TASK STATEMENT
Please report how many lines below contain "data", writing nothing except the number.

= Beginning of Section =

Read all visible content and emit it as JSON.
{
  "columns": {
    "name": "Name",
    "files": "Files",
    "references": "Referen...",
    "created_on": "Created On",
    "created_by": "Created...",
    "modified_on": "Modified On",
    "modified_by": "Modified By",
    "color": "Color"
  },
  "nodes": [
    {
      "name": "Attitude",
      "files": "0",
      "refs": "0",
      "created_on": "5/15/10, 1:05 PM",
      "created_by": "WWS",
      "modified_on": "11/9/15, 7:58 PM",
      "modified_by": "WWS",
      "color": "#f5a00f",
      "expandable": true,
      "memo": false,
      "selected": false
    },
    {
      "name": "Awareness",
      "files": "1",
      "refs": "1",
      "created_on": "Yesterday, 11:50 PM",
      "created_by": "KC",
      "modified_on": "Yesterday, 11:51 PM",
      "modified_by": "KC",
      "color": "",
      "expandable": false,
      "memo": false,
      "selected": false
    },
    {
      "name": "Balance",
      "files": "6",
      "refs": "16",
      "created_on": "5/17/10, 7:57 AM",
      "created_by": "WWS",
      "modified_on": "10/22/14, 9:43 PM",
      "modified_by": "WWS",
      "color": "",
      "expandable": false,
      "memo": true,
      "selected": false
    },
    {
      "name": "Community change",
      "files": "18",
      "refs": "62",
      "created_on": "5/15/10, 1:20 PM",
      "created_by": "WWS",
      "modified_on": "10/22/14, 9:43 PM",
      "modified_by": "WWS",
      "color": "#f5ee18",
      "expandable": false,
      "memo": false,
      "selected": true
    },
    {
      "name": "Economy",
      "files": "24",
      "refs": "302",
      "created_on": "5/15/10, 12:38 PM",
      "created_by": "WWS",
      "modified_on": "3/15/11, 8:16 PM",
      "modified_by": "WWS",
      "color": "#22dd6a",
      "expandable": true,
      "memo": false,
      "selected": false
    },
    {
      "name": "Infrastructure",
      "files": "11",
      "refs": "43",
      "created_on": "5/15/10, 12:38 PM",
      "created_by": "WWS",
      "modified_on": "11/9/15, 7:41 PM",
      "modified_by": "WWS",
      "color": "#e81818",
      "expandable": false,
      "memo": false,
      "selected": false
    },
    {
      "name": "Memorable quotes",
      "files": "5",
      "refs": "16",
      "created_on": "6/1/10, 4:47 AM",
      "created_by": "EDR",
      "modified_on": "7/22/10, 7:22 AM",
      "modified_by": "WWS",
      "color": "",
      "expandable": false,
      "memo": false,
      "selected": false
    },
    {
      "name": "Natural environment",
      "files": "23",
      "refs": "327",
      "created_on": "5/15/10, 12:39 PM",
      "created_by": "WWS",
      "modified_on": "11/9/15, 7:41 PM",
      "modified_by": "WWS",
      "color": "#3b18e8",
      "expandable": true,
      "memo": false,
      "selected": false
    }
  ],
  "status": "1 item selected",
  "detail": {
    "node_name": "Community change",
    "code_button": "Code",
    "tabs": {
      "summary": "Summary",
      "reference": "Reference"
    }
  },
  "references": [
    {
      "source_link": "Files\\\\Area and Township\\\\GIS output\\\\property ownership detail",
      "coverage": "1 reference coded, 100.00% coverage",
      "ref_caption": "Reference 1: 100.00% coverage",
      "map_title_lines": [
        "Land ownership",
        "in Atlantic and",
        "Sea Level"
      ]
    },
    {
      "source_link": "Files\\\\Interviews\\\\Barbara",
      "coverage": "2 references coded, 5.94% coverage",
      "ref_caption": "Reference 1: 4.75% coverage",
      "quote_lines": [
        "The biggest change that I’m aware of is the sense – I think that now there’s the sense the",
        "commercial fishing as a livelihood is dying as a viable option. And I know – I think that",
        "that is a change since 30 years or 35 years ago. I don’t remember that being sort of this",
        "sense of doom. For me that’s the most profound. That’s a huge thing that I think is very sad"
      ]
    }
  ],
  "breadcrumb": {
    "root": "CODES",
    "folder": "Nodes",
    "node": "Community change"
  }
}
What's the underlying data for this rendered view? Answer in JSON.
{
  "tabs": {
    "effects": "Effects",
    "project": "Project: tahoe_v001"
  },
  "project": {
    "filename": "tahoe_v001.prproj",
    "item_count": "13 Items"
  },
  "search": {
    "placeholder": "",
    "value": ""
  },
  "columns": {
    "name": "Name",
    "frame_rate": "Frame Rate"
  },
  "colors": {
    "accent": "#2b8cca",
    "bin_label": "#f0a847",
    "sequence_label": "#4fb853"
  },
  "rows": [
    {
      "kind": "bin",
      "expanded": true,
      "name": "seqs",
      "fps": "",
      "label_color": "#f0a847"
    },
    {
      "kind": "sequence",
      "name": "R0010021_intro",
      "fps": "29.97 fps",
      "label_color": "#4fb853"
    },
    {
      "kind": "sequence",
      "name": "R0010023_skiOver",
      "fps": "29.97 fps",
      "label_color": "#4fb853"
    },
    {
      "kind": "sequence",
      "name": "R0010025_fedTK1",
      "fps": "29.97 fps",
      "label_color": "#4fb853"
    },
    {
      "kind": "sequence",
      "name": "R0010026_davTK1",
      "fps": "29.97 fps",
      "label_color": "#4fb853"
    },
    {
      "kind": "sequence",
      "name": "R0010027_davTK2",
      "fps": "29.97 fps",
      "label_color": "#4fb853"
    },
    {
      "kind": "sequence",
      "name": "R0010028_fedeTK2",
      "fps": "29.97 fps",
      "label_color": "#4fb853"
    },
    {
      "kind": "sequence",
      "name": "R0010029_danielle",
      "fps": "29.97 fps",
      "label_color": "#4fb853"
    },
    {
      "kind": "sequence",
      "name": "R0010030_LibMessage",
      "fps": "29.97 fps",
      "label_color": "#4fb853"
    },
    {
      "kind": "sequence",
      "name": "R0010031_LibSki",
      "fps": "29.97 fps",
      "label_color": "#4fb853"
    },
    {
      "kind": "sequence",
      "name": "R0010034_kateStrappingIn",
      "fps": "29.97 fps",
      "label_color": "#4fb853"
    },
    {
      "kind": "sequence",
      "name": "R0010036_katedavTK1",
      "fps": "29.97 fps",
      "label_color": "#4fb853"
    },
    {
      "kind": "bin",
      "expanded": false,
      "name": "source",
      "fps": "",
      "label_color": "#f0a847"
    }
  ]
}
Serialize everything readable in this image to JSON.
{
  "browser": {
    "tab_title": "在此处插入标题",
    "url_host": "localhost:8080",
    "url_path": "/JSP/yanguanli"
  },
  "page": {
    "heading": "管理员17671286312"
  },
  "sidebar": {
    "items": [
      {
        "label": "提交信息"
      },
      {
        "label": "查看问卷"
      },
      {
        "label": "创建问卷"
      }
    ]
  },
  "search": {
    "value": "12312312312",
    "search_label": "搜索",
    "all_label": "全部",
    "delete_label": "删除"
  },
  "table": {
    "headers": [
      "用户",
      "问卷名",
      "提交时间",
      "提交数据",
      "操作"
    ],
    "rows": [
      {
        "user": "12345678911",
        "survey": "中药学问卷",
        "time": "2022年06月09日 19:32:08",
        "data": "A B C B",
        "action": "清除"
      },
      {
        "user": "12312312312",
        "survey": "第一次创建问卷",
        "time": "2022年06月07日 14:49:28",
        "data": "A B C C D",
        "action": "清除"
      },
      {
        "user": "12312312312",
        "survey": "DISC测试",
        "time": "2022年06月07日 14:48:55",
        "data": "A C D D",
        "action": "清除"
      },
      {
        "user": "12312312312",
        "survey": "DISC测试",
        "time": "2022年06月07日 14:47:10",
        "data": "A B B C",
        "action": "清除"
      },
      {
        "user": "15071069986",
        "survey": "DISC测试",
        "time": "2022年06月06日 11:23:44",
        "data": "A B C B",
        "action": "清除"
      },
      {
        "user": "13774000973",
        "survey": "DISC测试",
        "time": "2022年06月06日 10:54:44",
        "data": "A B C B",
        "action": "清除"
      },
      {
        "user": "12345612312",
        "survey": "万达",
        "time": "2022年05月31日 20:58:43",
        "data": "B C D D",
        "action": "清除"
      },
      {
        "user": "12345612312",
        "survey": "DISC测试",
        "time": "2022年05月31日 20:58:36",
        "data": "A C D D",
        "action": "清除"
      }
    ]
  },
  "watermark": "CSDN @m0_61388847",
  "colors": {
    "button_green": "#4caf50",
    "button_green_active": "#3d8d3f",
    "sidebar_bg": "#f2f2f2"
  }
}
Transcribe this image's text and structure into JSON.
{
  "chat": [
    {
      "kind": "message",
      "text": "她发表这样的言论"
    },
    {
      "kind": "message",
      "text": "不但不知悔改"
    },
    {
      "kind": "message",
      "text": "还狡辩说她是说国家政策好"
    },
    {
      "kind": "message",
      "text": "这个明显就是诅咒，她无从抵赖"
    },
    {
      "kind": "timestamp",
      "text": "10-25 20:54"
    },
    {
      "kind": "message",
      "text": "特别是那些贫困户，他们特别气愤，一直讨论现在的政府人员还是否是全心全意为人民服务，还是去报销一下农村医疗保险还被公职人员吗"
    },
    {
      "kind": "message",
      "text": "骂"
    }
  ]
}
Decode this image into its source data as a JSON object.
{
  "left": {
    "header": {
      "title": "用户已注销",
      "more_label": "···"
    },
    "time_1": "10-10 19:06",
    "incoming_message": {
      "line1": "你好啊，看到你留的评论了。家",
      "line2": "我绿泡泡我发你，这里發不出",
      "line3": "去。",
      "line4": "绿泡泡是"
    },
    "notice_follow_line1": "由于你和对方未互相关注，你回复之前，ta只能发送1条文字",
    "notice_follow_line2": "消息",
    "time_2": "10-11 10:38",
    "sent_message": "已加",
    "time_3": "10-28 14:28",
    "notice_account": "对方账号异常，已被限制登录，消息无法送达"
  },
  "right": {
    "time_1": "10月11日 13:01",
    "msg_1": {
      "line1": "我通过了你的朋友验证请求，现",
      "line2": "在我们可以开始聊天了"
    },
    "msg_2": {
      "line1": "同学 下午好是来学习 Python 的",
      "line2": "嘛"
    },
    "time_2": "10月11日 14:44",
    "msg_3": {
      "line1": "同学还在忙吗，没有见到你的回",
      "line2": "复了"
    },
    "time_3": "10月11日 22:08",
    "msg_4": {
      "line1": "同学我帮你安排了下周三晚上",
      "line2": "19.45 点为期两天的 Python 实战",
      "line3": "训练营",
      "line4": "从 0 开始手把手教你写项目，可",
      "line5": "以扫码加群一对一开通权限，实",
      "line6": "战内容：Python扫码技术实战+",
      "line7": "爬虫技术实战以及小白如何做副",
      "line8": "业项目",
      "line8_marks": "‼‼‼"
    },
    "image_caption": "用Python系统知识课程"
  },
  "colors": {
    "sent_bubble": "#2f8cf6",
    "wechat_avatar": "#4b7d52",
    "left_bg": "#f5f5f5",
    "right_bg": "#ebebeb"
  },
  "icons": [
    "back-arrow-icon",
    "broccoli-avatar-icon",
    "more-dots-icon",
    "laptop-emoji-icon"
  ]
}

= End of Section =

EXPECTED ANSWER
10